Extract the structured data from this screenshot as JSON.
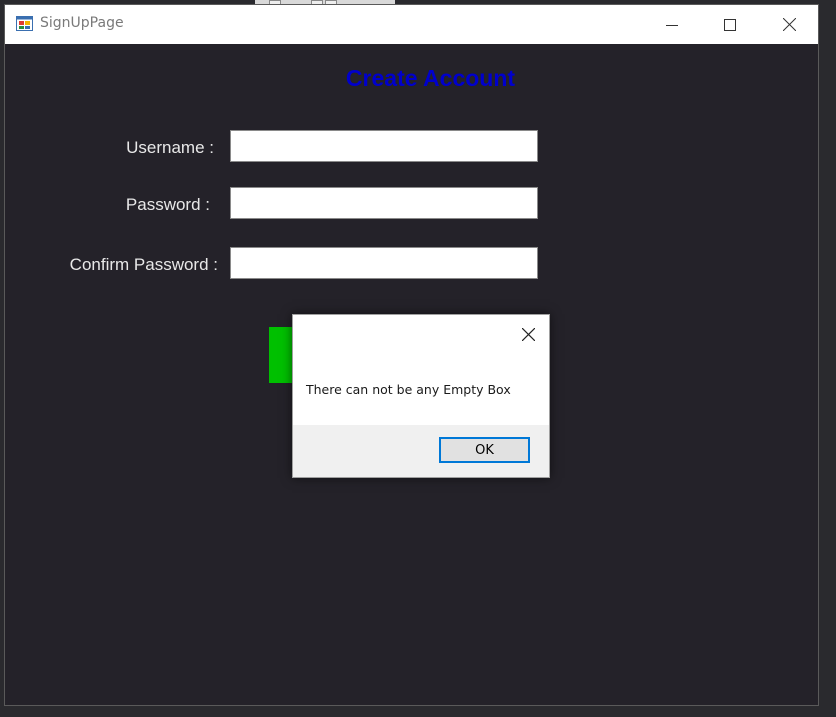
{
  "window": {
    "title": "SignUpPage",
    "icon": "winforms-app-icon",
    "controls": {
      "minimize": "minimize-icon",
      "maximize": "maximize-icon",
      "close": "close-icon"
    }
  },
  "form": {
    "heading": "Create Account",
    "fields": [
      {
        "label": "Username :",
        "value": ""
      },
      {
        "label": "Password :",
        "value": ""
      },
      {
        "label": "Confirm Password :",
        "value": ""
      }
    ],
    "submit_button_color": "#00c000",
    "heading_color": "#0000cc",
    "background_color": "#242229"
  },
  "dialog": {
    "message": "There can not be any Empty Box",
    "ok_label": "OK",
    "close_icon": "close-icon",
    "accent_color": "#0078d7"
  }
}
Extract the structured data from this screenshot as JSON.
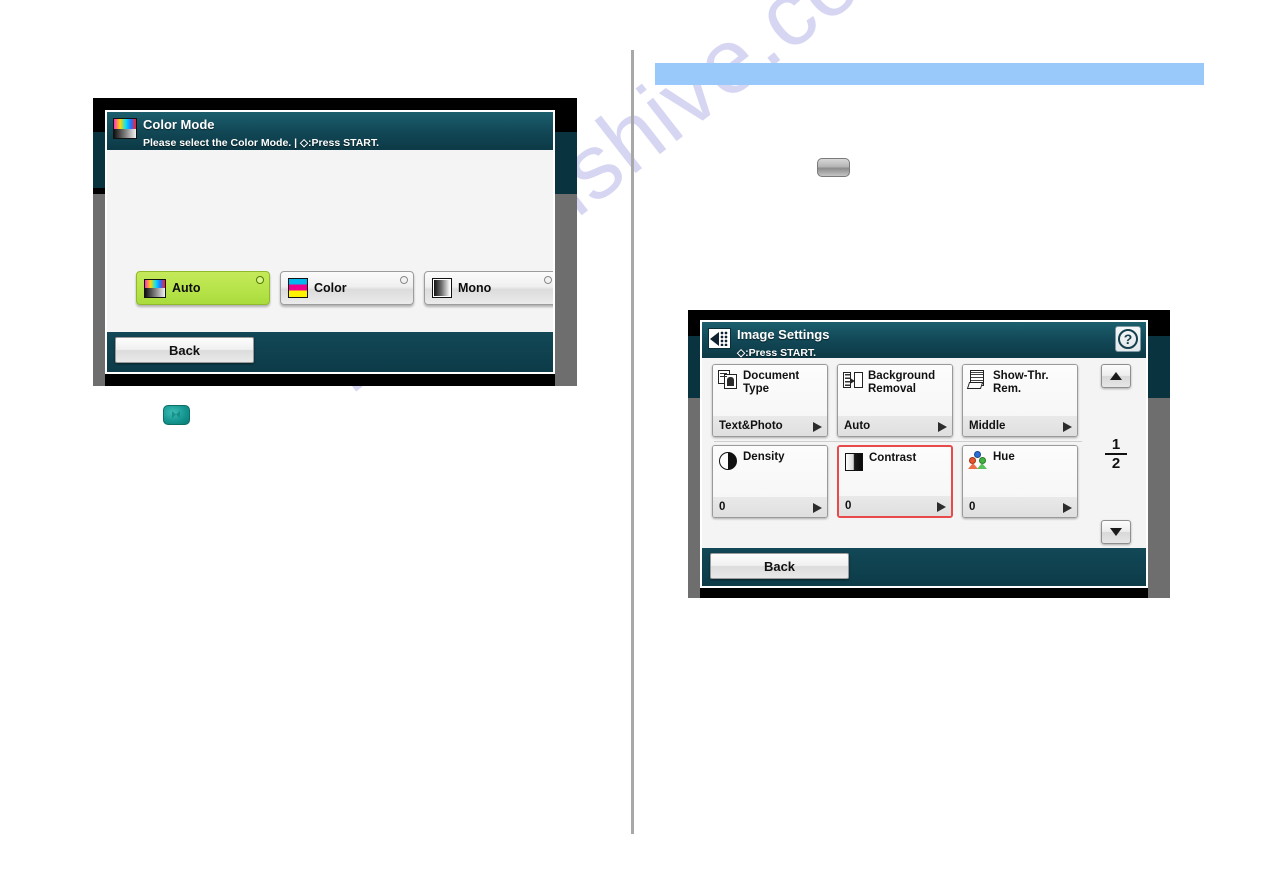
{
  "page": {
    "watermark": "manualshive.com"
  },
  "highlight_bar": {
    "name": "empty-highlight-band",
    "color": "#99c9fb",
    "text": ""
  },
  "hardware_keys": [
    {
      "name": "gray-hardware-key",
      "label": ""
    },
    {
      "name": "teal-start-key",
      "label": ""
    }
  ],
  "color_mode_screen": {
    "header": {
      "title": "Color Mode",
      "subtitle": "Please select the Color Mode. | ◇:Press START.",
      "icon": "color-mode-icon"
    },
    "options": [
      {
        "label": "Auto",
        "icon": "color-mode-icon",
        "selected": true
      },
      {
        "label": "Color",
        "icon": "cmy-color-icon",
        "selected": false
      },
      {
        "label": "Mono",
        "icon": "mono-gradient-icon",
        "selected": false
      }
    ],
    "footer": {
      "back_label": "Back"
    }
  },
  "image_settings_screen": {
    "header": {
      "title": "Image Settings",
      "subtitle": "◇:Press START.",
      "icon": "image-settings-icon",
      "help_label": "?"
    },
    "buttons": [
      {
        "title": "Document Type",
        "title_line1": "Document",
        "title_line2": "Type",
        "value": "Text&Photo",
        "icon": "document-type-icon",
        "highlighted": false
      },
      {
        "title": "Background Removal",
        "title_line1": "Background",
        "title_line2": "Removal",
        "value": "Auto",
        "icon": "background-removal-icon",
        "highlighted": false
      },
      {
        "title": "Show-Thr. Rem.",
        "title_line1": "Show-Thr.",
        "title_line2": "Rem.",
        "value": "Middle",
        "icon": "show-through-removal-icon",
        "highlighted": false
      },
      {
        "title": "Density",
        "title_line1": "Density",
        "title_line2": "",
        "value": "0",
        "icon": "density-icon",
        "highlighted": false
      },
      {
        "title": "Contrast",
        "title_line1": "Contrast",
        "title_line2": "",
        "value": "0",
        "icon": "contrast-icon",
        "highlighted": true
      },
      {
        "title": "Hue",
        "title_line1": "Hue",
        "title_line2": "",
        "value": "0",
        "icon": "hue-icon",
        "highlighted": false
      }
    ],
    "pagination": {
      "current": "1",
      "total": "2",
      "scroll_up": "▲",
      "scroll_down": "▼"
    },
    "footer": {
      "back_label": "Back"
    }
  }
}
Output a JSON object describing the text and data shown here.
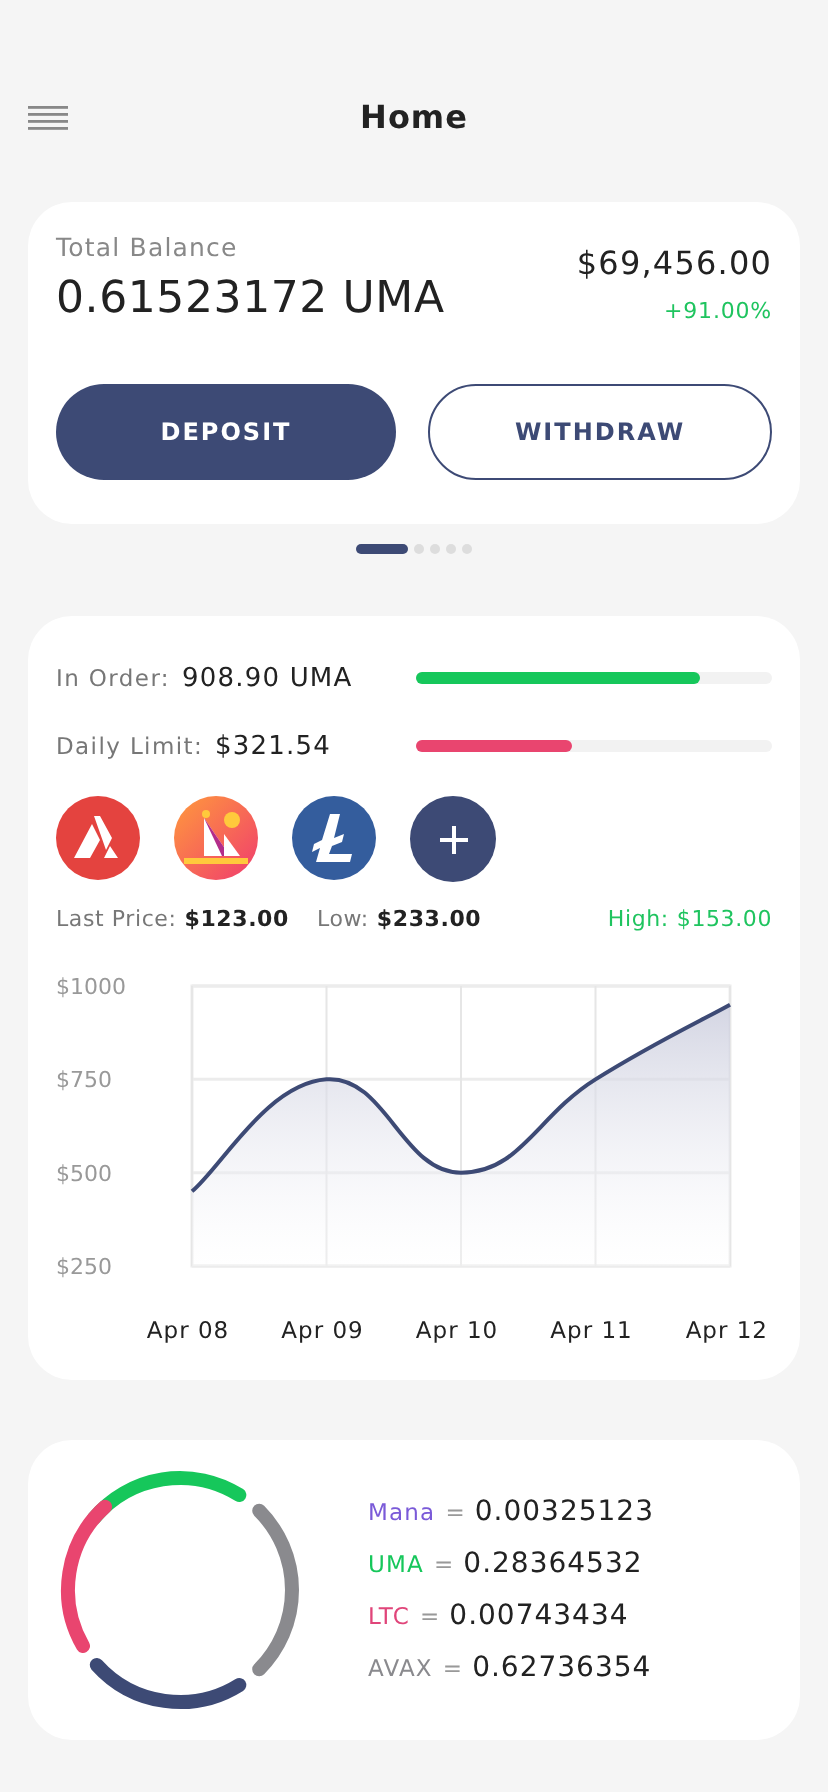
{
  "header": {
    "title": "Home"
  },
  "balance": {
    "label": "Total Balance",
    "amount": "0.61523172 UMA",
    "fiat": "$69,456.00",
    "change": "+91.00%"
  },
  "buttons": [
    {
      "label": "DEPOSIT",
      "kind": "primary"
    },
    {
      "label": "WITHDRAW",
      "kind": "outline"
    }
  ],
  "pager": [
    {
      "selected": true
    },
    {
      "selected": false
    },
    {
      "selected": false
    },
    {
      "selected": false
    },
    {
      "selected": false
    }
  ],
  "limits": [
    {
      "label": "In Order:",
      "value": "908.90 UMA",
      "level": 0.8,
      "color": "#16c75b"
    },
    {
      "label": "Daily Limit:",
      "value": "$321.54",
      "level": 0.44,
      "color": "#e9456f"
    }
  ],
  "stats": [
    {
      "label": "Last Price:",
      "value": "$123.00",
      "kind": "plain"
    },
    {
      "label": "Low:",
      "value": "$233.00",
      "kind": "plain"
    },
    {
      "label": "High:",
      "value": "$153.00",
      "kind": "positive"
    }
  ],
  "chart_data": {
    "type": "area",
    "categories": [
      "Apr 08",
      "Apr 09",
      "Apr 10",
      "Apr 11",
      "Apr 12"
    ],
    "series": [
      {
        "color": "#3d4a75",
        "values": [
          450,
          750,
          500,
          750,
          950
        ]
      }
    ],
    "ylim": [
      250,
      1000
    ],
    "grid": true,
    "yticks": [
      {
        "value": 1000,
        "label": "$1000"
      },
      {
        "value": 750,
        "label": "$750"
      },
      {
        "value": 500,
        "label": "$500"
      },
      {
        "value": 250,
        "label": "$250"
      }
    ]
  },
  "holdings": [
    {
      "label": "Mana",
      "sep": "=",
      "value": "0.00325123",
      "color": "#7a5ad8"
    },
    {
      "label": "UMA",
      "sep": "=",
      "value": "0.28364532",
      "color": "#16c75b"
    },
    {
      "label": "LTC",
      "sep": "=",
      "value": "0.00743434",
      "color": "#e0457a"
    },
    {
      "label": "AVAX",
      "sep": "=",
      "value": "0.62736354",
      "color": "#8a8a8e"
    }
  ]
}
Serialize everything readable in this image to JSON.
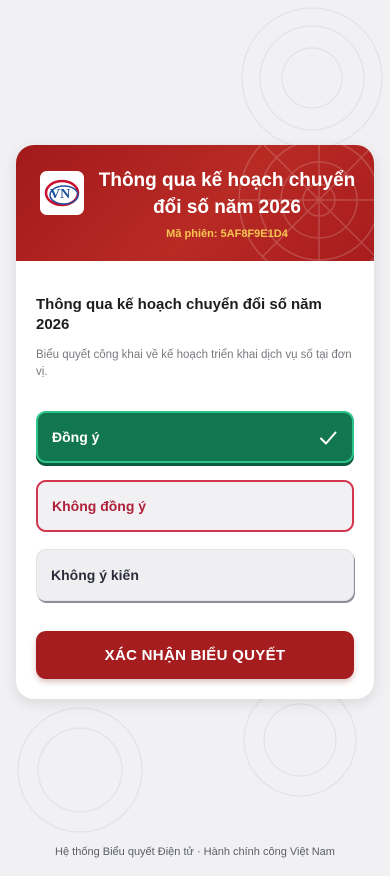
{
  "header": {
    "logo_text": "VN",
    "title": "Thông qua kế hoạch chuyển đổi số năm 2026",
    "session_code": "Mã phiên: 5AF8F9E1D4"
  },
  "motion": {
    "title": "Thông qua kế hoạch chuyển đổi số năm 2026",
    "description": "Biểu quyết công khai về kế hoạch triển khai dịch vụ số tại đơn vị."
  },
  "options": [
    {
      "label": "Đồng ý",
      "selected": true
    },
    {
      "label": "Không đồng ý",
      "selected": false
    },
    {
      "label": "Không ý kiến",
      "selected": false
    }
  ],
  "confirm_label": "XÁC NHẬN BIỂU QUYẾT",
  "footer": "Hệ thống Biểu quyết Điện tử · Hành chính công Việt Nam",
  "colors": {
    "brand_red": "#a61d20",
    "agree_green": "#127751",
    "disagree_red": "#d2374f",
    "session_gold": "#f5c451"
  },
  "icons": {
    "logo": "vn-logo-icon",
    "selected": "check-icon"
  }
}
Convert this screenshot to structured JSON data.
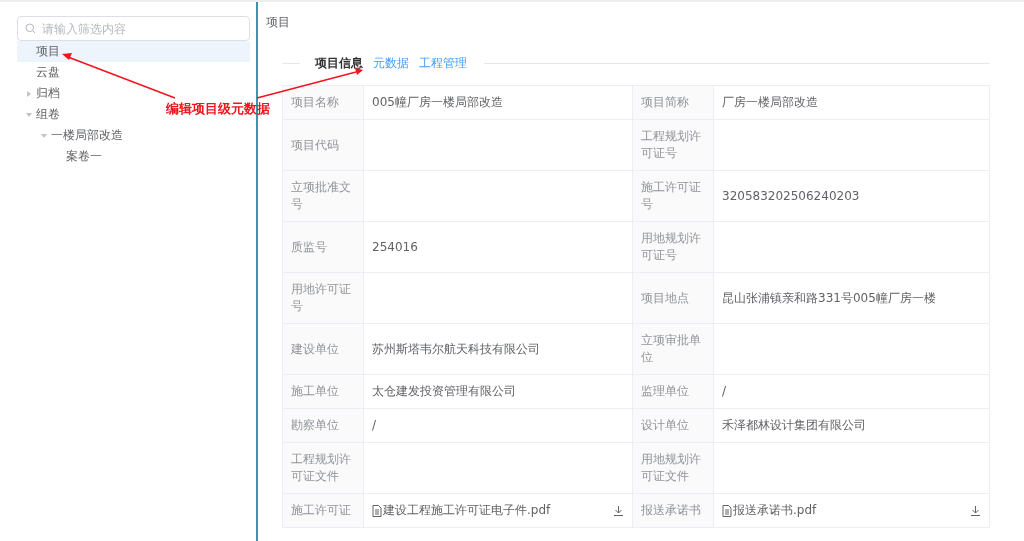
{
  "sidebar": {
    "search": {
      "placeholder": "请输入筛选内容"
    },
    "tree": [
      {
        "label": "项目",
        "selected": true
      },
      {
        "label": "云盘",
        "selected": false
      },
      {
        "label": "归档",
        "selected": false,
        "expanded": false
      },
      {
        "label": "组卷",
        "selected": false,
        "expanded": true,
        "children": [
          {
            "label": "一楼局部改造",
            "selected": false,
            "expanded": true,
            "children": [
              {
                "label": "案卷一",
                "selected": false
              }
            ]
          }
        ]
      }
    ]
  },
  "breadcrumb": "项目",
  "tabs": [
    {
      "label": "项目信息",
      "selected": true
    },
    {
      "label": "元数据",
      "selected": false
    },
    {
      "label": "工程管理",
      "selected": false
    }
  ],
  "fields": [
    [
      {
        "label": "项目名称",
        "value": "005幢厂房一楼局部改造"
      },
      {
        "label": "项目简称",
        "value": "厂房一楼局部改造"
      }
    ],
    [
      {
        "label": "项目代码"
      },
      {
        "label": "工程规划许可证号"
      }
    ],
    [
      {
        "label": "立项批准文号"
      },
      {
        "label": "施工许可证号",
        "value": "320583202506240203"
      }
    ],
    [
      {
        "label": "质监号",
        "value": "254016"
      },
      {
        "label": "用地规划许可证号"
      }
    ],
    [
      {
        "label": "用地许可证号"
      },
      {
        "label": "项目地点",
        "value": "昆山张浦镇亲和路331号005幢厂房一楼"
      }
    ],
    [
      {
        "label": "建设单位",
        "value": "苏州斯塔韦尔航天科技有限公司"
      },
      {
        "label": "立项审批单位"
      }
    ],
    [
      {
        "label": "施工单位",
        "value": "太仓建发投资管理有限公司"
      },
      {
        "label": "监理单位",
        "value": "/"
      }
    ],
    [
      {
        "label": "勘察单位",
        "value": "/"
      },
      {
        "label": "设计单位",
        "value": "禾泽都林设计集团有限公司"
      }
    ],
    [
      {
        "label": "工程规划许可证文件"
      },
      {
        "label": "用地规划许可证文件"
      }
    ],
    [
      {
        "label": "施工许可证",
        "value": "建设工程施工许可证电子件.pdf",
        "kind": "file"
      },
      {
        "label": "报送承诺书",
        "value": "报送承诺书.pdf",
        "kind": "file"
      }
    ]
  ],
  "annotation": {
    "text": "编辑项目级元数据"
  }
}
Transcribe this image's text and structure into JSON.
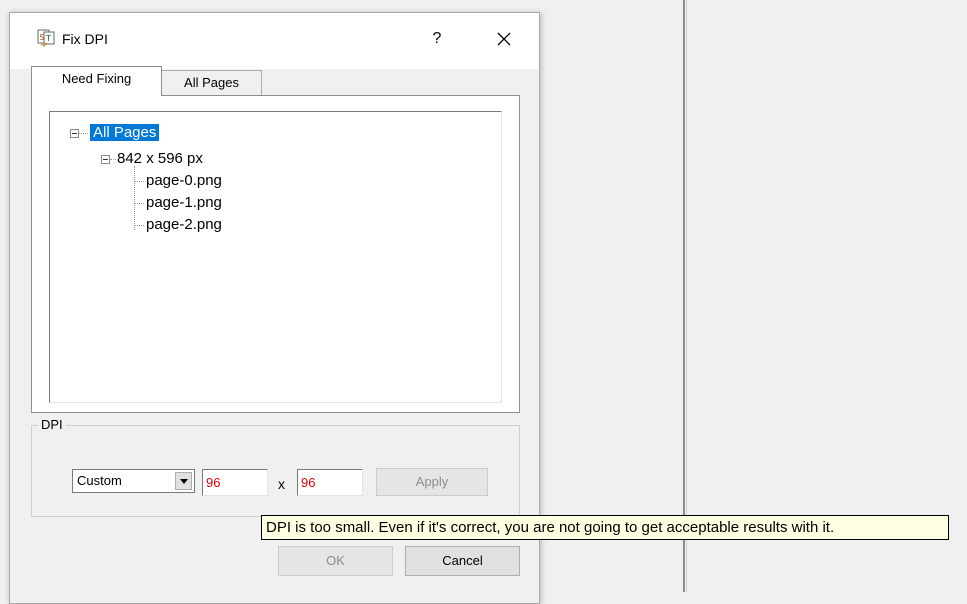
{
  "dialog": {
    "title": "Fix DPI",
    "help_label": "?",
    "close_label": "✕"
  },
  "tabs": [
    {
      "label": "Need Fixing",
      "active": true
    },
    {
      "label": "All Pages",
      "active": false
    }
  ],
  "tree": {
    "root": "All Pages",
    "group": "842 x 596 px",
    "files": [
      "page-0.png",
      "page-1.png",
      "page-2.png"
    ]
  },
  "dpi": {
    "group_label": "DPI",
    "preset": "Custom",
    "x_value": "96",
    "separator": "x",
    "y_value": "96",
    "apply_label": "Apply"
  },
  "tooltip": {
    "text": "DPI is too small. Even if it's correct, you are not going to get acceptable results with it."
  },
  "buttons": {
    "ok_label": "OK",
    "cancel_label": "Cancel"
  },
  "colors": {
    "selection": "#0078d7",
    "invalid_value": "#e00000",
    "tooltip_bg": "#ffffe1"
  }
}
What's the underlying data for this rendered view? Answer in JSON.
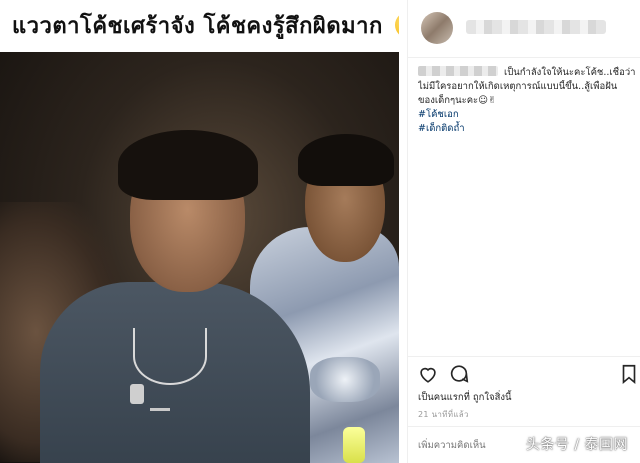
{
  "post": {
    "caption_overlay": "แววตาโค้ชเศร้าจัง  โค้ชคงรู้สึกผิดมาก",
    "emoji_icon": "pensive-face-emoji"
  },
  "panel": {
    "caption_lines": [
      "เป็นกำลังใจให้นะคะโค้ช..เชื่อว่า",
      "ไม่มีใครอยากให้เกิดเหตุการณ์แบบนี้ขึ้น..สู้เพื่อฝัน",
      "ของเด็กๆนะคะ☺✌"
    ],
    "hashtags": [
      "#โค้ชเอก",
      "#เด็กติดถ้ำ"
    ],
    "liked_by": "เป็นคนแรกที่ ถูกใจสิ่งนี้",
    "timestamp": "21 นาทีที่แล้ว",
    "comment_placeholder": "เพิ่มความคิดเห็น",
    "icons": {
      "like": "heart-icon",
      "comment": "comment-icon",
      "save": "bookmark-icon"
    }
  },
  "watermark": "头条号 / 泰国网",
  "colors": {
    "hashtag": "#003569",
    "timestamp": "#999999",
    "border": "#efefef"
  }
}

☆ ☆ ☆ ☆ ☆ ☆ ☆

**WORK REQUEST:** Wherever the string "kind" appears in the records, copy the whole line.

**WRITTEN ANSWER:**
      "kind": "primary"
      "kind": "outline"
      "kind": "plain"
      "kind": "plain"
      "kind": "positive"
        "kind": "file"
        "kind": "file"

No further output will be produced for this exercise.